* **WHAT NEEDS TO BE DONE**:
Copy out every record exactly.

* **INFORMATION PROVIDED**:
=== Section Start ===

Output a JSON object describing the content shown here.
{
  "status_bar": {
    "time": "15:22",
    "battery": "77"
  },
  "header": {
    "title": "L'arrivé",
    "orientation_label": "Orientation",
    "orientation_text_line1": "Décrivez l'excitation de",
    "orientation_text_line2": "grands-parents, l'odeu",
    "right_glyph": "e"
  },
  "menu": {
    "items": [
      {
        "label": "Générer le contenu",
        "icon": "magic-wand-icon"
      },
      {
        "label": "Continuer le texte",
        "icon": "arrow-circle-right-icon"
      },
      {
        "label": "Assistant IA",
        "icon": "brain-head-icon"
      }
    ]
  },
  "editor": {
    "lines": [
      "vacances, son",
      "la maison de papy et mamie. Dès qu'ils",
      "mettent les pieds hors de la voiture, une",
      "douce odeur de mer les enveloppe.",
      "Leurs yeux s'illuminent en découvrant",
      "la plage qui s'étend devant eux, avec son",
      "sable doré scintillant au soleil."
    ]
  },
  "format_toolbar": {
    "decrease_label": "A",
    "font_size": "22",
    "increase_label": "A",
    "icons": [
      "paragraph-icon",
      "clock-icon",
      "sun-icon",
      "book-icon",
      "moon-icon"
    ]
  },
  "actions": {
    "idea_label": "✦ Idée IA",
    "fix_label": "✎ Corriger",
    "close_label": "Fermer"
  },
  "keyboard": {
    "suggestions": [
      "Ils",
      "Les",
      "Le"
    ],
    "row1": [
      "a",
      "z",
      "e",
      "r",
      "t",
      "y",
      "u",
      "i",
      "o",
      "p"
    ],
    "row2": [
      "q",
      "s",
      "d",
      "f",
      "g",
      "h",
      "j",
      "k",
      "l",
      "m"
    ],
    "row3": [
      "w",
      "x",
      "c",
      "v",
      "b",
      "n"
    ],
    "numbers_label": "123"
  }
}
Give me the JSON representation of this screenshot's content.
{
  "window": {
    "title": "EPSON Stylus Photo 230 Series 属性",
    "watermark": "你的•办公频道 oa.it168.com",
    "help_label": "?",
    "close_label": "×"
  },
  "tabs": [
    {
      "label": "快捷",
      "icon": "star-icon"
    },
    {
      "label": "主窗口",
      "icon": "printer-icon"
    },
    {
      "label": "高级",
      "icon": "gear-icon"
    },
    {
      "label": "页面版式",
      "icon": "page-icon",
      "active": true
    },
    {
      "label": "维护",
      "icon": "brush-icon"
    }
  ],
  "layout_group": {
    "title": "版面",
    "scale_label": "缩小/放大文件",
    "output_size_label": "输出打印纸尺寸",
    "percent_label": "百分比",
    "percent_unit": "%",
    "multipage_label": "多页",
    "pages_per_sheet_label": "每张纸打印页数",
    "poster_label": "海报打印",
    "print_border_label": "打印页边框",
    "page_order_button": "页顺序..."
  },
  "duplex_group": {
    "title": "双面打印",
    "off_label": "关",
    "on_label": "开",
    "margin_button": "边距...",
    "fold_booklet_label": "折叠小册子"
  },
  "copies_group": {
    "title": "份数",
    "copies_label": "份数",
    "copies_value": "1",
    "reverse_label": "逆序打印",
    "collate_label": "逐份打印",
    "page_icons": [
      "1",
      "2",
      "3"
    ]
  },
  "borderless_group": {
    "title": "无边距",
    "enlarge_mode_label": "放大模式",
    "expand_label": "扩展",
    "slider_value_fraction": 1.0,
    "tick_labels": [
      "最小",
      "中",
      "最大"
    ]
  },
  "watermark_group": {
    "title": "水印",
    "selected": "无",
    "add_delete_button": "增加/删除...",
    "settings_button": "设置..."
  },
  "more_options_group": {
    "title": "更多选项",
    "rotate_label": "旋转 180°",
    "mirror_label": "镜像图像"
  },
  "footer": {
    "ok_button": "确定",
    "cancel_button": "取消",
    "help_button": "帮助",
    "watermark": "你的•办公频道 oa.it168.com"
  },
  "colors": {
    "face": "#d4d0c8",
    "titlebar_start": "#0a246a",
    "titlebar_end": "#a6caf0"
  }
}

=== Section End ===

* **SOLUTION FOR THIS TASK**:
Output a JSON object describing the content shown here.
{
  "status_bar": {
    "time": "15:22",
    "battery": "77"
  },
  "header": {
    "title": "L'arrivé",
    "orientation_label": "Orientation",
    "orientation_text_line1": "Décrivez l'excitation de",
    "orientation_text_line2": "grands-parents, l'odeu",
    "right_glyph": "e"
  },
  "menu": {
    "items": [
      {
        "label": "Générer le contenu",
        "icon": "magic-wand-icon"
      },
      {
        "label": "Continuer le texte",
        "icon": "arrow-circle-right-icon"
      },
      {
        "label": "Assistant IA",
        "icon": "brain-head-icon"
      }
    ]
  },
  "editor": {
    "lines": [
      "vacances, son",
      "la maison de papy et mamie. Dès qu'ils",
      "mettent les pieds hors de la voiture, une",
      "douce odeur de mer les enveloppe.",
      "Leurs yeux s'illuminent en découvrant",
      "la plage qui s'étend devant eux, avec son",
      "sable doré scintillant au soleil."
    ]
  },
  "format_toolbar": {
    "decrease_label": "A",
    "font_size": "22",
    "increase_label": "A",
    "icons": [
      "paragraph-icon",
      "clock-icon",
      "sun-icon",
      "book-icon",
      "moon-icon"
    ]
  },
  "actions": {
    "idea_label": "✦ Idée IA",
    "fix_label": "✎ Corriger",
    "close_label": "Fermer"
  },
  "keyboard": {
    "suggestions": [
      "Ils",
      "Les",
      "Le"
    ],
    "row1": [
      "a",
      "z",
      "e",
      "r",
      "t",
      "y",
      "u",
      "i",
      "o",
      "p"
    ],
    "row2": [
      "q",
      "s",
      "d",
      "f",
      "g",
      "h",
      "j",
      "k",
      "l",
      "m"
    ],
    "row3": [
      "w",
      "x",
      "c",
      "v",
      "b",
      "n"
    ],
    "numbers_label": "123"
  }
}
Give me the JSON representation of this screenshot's content.
{
  "window": {
    "title": "EPSON Stylus Photo 230 Series 属性",
    "watermark": "你的•办公频道 oa.it168.com",
    "help_label": "?",
    "close_label": "×"
  },
  "tabs": [
    {
      "label": "快捷",
      "icon": "star-icon"
    },
    {
      "label": "主窗口",
      "icon": "printer-icon"
    },
    {
      "label": "高级",
      "icon": "gear-icon"
    },
    {
      "label": "页面版式",
      "icon": "page-icon",
      "active": true
    },
    {
      "label": "维护",
      "icon": "brush-icon"
    }
  ],
  "layout_group": {
    "title": "版面",
    "scale_label": "缩小/放大文件",
    "output_size_label": "输出打印纸尺寸",
    "percent_label": "百分比",
    "percent_unit": "%",
    "multipage_label": "多页",
    "pages_per_sheet_label": "每张纸打印页数",
    "poster_label": "海报打印",
    "print_border_label": "打印页边框",
    "page_order_button": "页顺序..."
  },
  "duplex_group": {
    "title": "双面打印",
    "off_label": "关",
    "on_label": "开",
    "margin_button": "边距...",
    "fold_booklet_label": "折叠小册子"
  },
  "copies_group": {
    "title": "份数",
    "copies_label": "份数",
    "copies_value": "1",
    "reverse_label": "逆序打印",
    "collate_label": "逐份打印",
    "page_icons": [
      "1",
      "2",
      "3"
    ]
  },
  "borderless_group": {
    "title": "无边距",
    "enlarge_mode_label": "放大模式",
    "expand_label": "扩展",
    "slider_value_fraction": 1.0,
    "tick_labels": [
      "最小",
      "中",
      "最大"
    ]
  },
  "watermark_group": {
    "title": "水印",
    "selected": "无",
    "add_delete_button": "增加/删除...",
    "settings_button": "设置..."
  },
  "more_options_group": {
    "title": "更多选项",
    "rotate_label": "旋转 180°",
    "mirror_label": "镜像图像"
  },
  "footer": {
    "ok_button": "确定",
    "cancel_button": "取消",
    "help_button": "帮助",
    "watermark": "你的•办公频道 oa.it168.com"
  },
  "colors": {
    "face": "#d4d0c8",
    "titlebar_start": "#0a246a",
    "titlebar_end": "#a6caf0"
  }
}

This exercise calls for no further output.